The Christian message of Christmas is not that God came as a baby in a stable and was visited by livestock, rouseabouts and astrologers. That is where the story began but the message goes well beyond that. The God who vindicated the Israelites in the time of Isaiah is the God who was protecting the Jewish people from the time of Abraham. The God of Isaiah is also the God of Paul and the Hebrews, who kept the Jewish people going right through the centuries of invasion, murder and holocaust, and right until today. This is the God who came to earth to live as a human being in the form of Jesus. The message of Jesus is that God has saved humankind because God is merciful, not because humankind deserves saving. We know that humankind can live with hope because the evidence for a bright future is right in front of us because we have seen how much God loves us and wants us to live well.

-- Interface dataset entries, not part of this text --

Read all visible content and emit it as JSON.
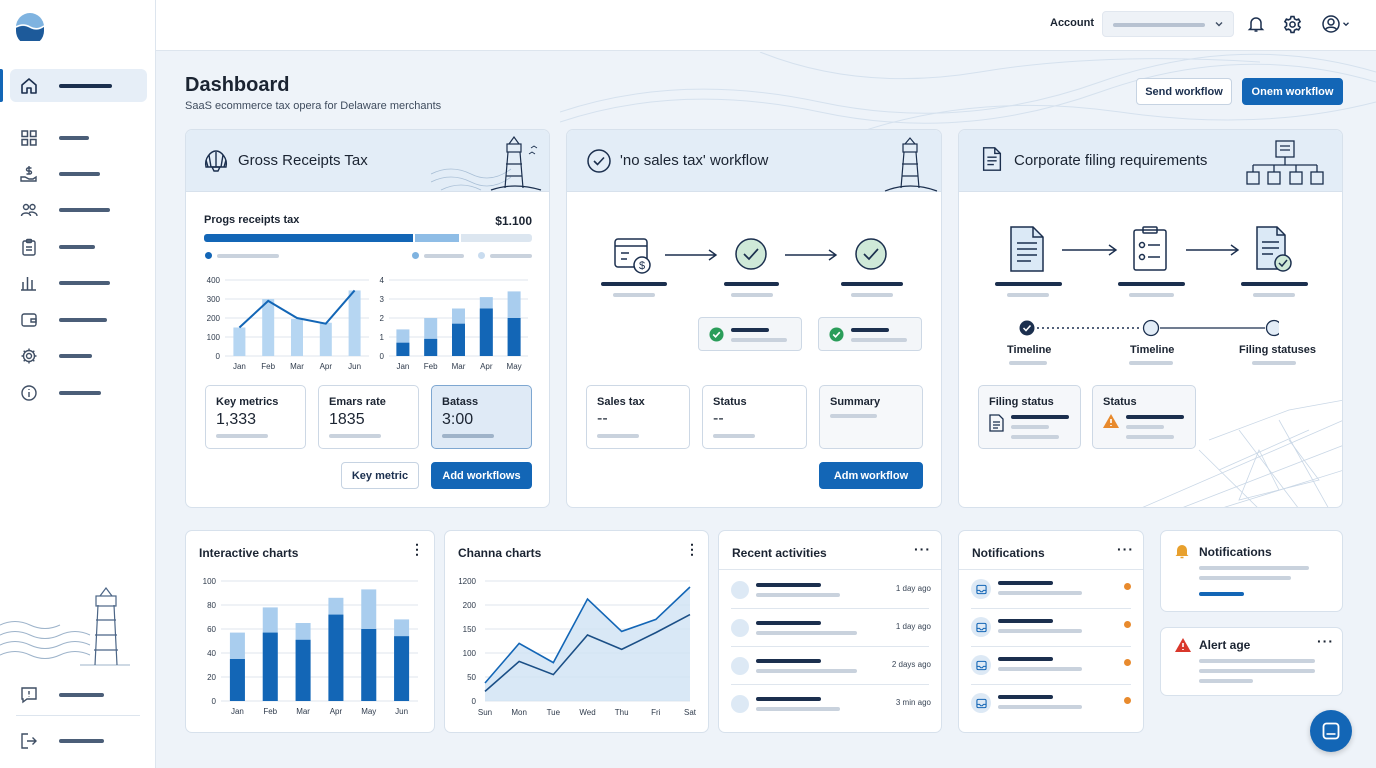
{
  "header": {
    "account_label": "Account",
    "icons": [
      "bell-icon",
      "gear-icon",
      "user-circle-icon"
    ]
  },
  "sidebar": {
    "items": [
      {
        "icon": "home-icon",
        "active": true
      },
      {
        "icon": "grid-icon"
      },
      {
        "icon": "dollar-hand-icon"
      },
      {
        "icon": "users-icon"
      },
      {
        "icon": "clipboard-icon"
      },
      {
        "icon": "bar-chart-icon"
      },
      {
        "icon": "wallet-icon"
      },
      {
        "icon": "gear-icon"
      },
      {
        "icon": "info-icon"
      },
      {
        "icon": "feedback-icon"
      },
      {
        "icon": "logout-icon"
      }
    ]
  },
  "page": {
    "title": "Dashboard",
    "subtitle": "SaaS ecommerce tax opera for Delaware merchants",
    "send_workflow": "Send workflow",
    "onem_workflow": "Onem workflow"
  },
  "gross": {
    "title": "Gross Receipts Tax",
    "progress_label": "Progs receipts tax",
    "progress_value": "$1.100",
    "progress_fill": 0.64,
    "progress_fill_2": 0.14,
    "chart1": {
      "type": "bar",
      "categories": [
        "Jan",
        "Feb",
        "Mar",
        "Apr",
        "Jun"
      ],
      "yticks": [
        "400",
        "300",
        "200",
        "100",
        "0"
      ],
      "ylim": [
        0,
        400
      ],
      "bars": [
        150,
        300,
        195,
        175,
        345
      ],
      "line": [
        150,
        290,
        200,
        170,
        345
      ]
    },
    "chart2": {
      "type": "bar",
      "categories": [
        "Jan",
        "Feb",
        "Mar",
        "Apr",
        "May"
      ],
      "yticks": [
        "4",
        "3",
        "2",
        "1",
        "0"
      ],
      "ylim": [
        0,
        4
      ],
      "total": [
        1.4,
        2.0,
        2.5,
        3.1,
        3.4
      ],
      "dark": [
        0.7,
        0.9,
        1.7,
        2.5,
        2.0
      ]
    },
    "metrics": [
      {
        "label": "Key metrics",
        "value": "1,333"
      },
      {
        "label": "Emars rate",
        "value": "1835"
      },
      {
        "label": "Batass",
        "value": "3:00"
      }
    ],
    "key_metric_btn": "Key metric",
    "add_workflows_btn": "Add workflows"
  },
  "nosales": {
    "title": "'no sales tax' workflow",
    "boxes": [
      {
        "label": "Sales tax",
        "value": "--"
      },
      {
        "label": "Status",
        "value": "--"
      },
      {
        "label": "Summary",
        "value": ""
      }
    ],
    "action_btn": "Adm workflow"
  },
  "corporate": {
    "title": "Corporate filing requirements",
    "timeline": [
      "Timeline",
      "Timeline",
      "Filing statuses"
    ],
    "boxes": [
      {
        "label": "Filing status"
      },
      {
        "label": "Status"
      }
    ]
  },
  "interactive": {
    "title": "Interactive charts",
    "chart_data": {
      "type": "bar",
      "categories": [
        "Jan",
        "Feb",
        "Mar",
        "Apr",
        "May",
        "Jun"
      ],
      "yticks": [
        "100",
        "80",
        "60",
        "40",
        "20",
        "0"
      ],
      "ylim": [
        0,
        100
      ],
      "total": [
        57,
        78,
        65,
        86,
        93,
        68
      ],
      "dark": [
        35,
        57,
        51,
        72,
        60,
        54
      ]
    }
  },
  "channa": {
    "title": "Channa charts",
    "chart_data": {
      "type": "line",
      "categories": [
        "Sun",
        "Mon",
        "Tue",
        "Wed",
        "Thu",
        "Fri",
        "Sat"
      ],
      "yticks": [
        "1200",
        "200",
        "150",
        "100",
        "50",
        "0"
      ],
      "series": [
        {
          "values": [
            0.15,
            0.48,
            0.32,
            0.85,
            0.58,
            0.68,
            0.95
          ]
        },
        {
          "values": [
            0.08,
            0.33,
            0.22,
            0.55,
            0.43,
            0.57,
            0.72
          ]
        }
      ]
    }
  },
  "recent": {
    "title": "Recent activities",
    "rows": [
      {
        "time": "1 day ago"
      },
      {
        "time": "1 day ago"
      },
      {
        "time": "2 days ago"
      },
      {
        "time": "3 min ago"
      }
    ]
  },
  "notifications": {
    "title": "Notifications",
    "rows": 4
  },
  "notify_card": {
    "title": "Notifications"
  },
  "alert_card": {
    "title": "Alert age"
  },
  "colors": {
    "primary": "#1366b6",
    "light_blue": "#a9cdee",
    "navy": "#1b2f4e",
    "success": "#2a9d5a",
    "warning": "#e88a2d"
  }
}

The Christmas message of Christians is seen in how well our lives reflect that message. Does hope work? What difference can be seen on Christmas Day between the Christians and the others?
We have a message which is more than an infant on straw, it is the dawning of a new and greater age where God lives among the people for no other reason than to love us and enjoy our company. That is the greatest of good tidings to you, to you and your kin.